As of Wednesday evening, SI.com and NBADraft.net have Speights at No. 16 going to 76ers. SportingNews.com has him at No. 21 to the Nets, and Chad Ford of ESPN.com has him at No. 22 to the Magic.
Speights has worked out for about 10 NBA teams that are impressed with his defense as well as his shooting.
Yet some concerns linger.
"They (general managers) are saying offensively he's very gifted, he can block shots and he can rebound," Bilas said. "He's got the body, he's got all the tools that you want. The question is, will he be able to put that all together to be the best possible NBA player he can be? And that's hard. He's not where he needs to be, he's not reached his potential. So that's what they are talking about: Does he have the heart and desire to get better in order to reach his potential? And that's the decision they are trying to make, and how high do you take him?
"At some point, the lower he goes, the better value he is. And the higher you take him, the more risk there is because you are passing up players that are just as talented, maybe moreso, in order to bet on him."
Speights closed out his collegiate season at his best, averaging 17.3 points and 8.8 rebounds in his final eight games, and also had 49 blocks during the season.

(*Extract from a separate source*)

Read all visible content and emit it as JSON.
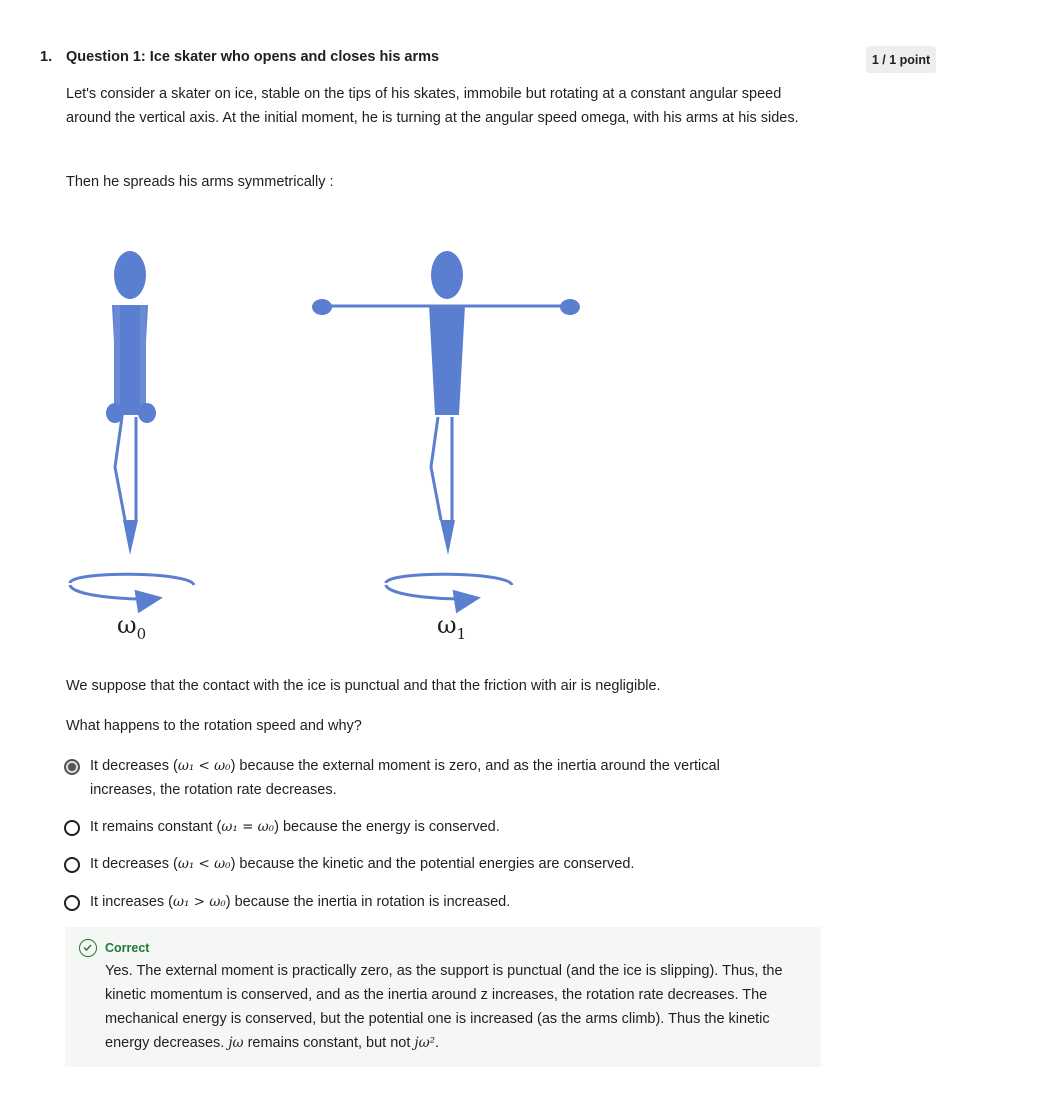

He spent a good part of his NBA workouts trying to shed the stigma of a guy who struggled with conditioning and stamina.
"He feels like he's had very productive workouts and he's done well," said Matt Ramker, Speights' former AAU coach and current adviser. He's excited about the opportunity and ready for (tonight) to come."
A night he has envisioned for many years.
"This is what I've always wanted to do, play in the NBA," Speights said. "It was a hard decision (to leave UF), but I know it was the right decision."
Antonya English can be reached at email@example.com.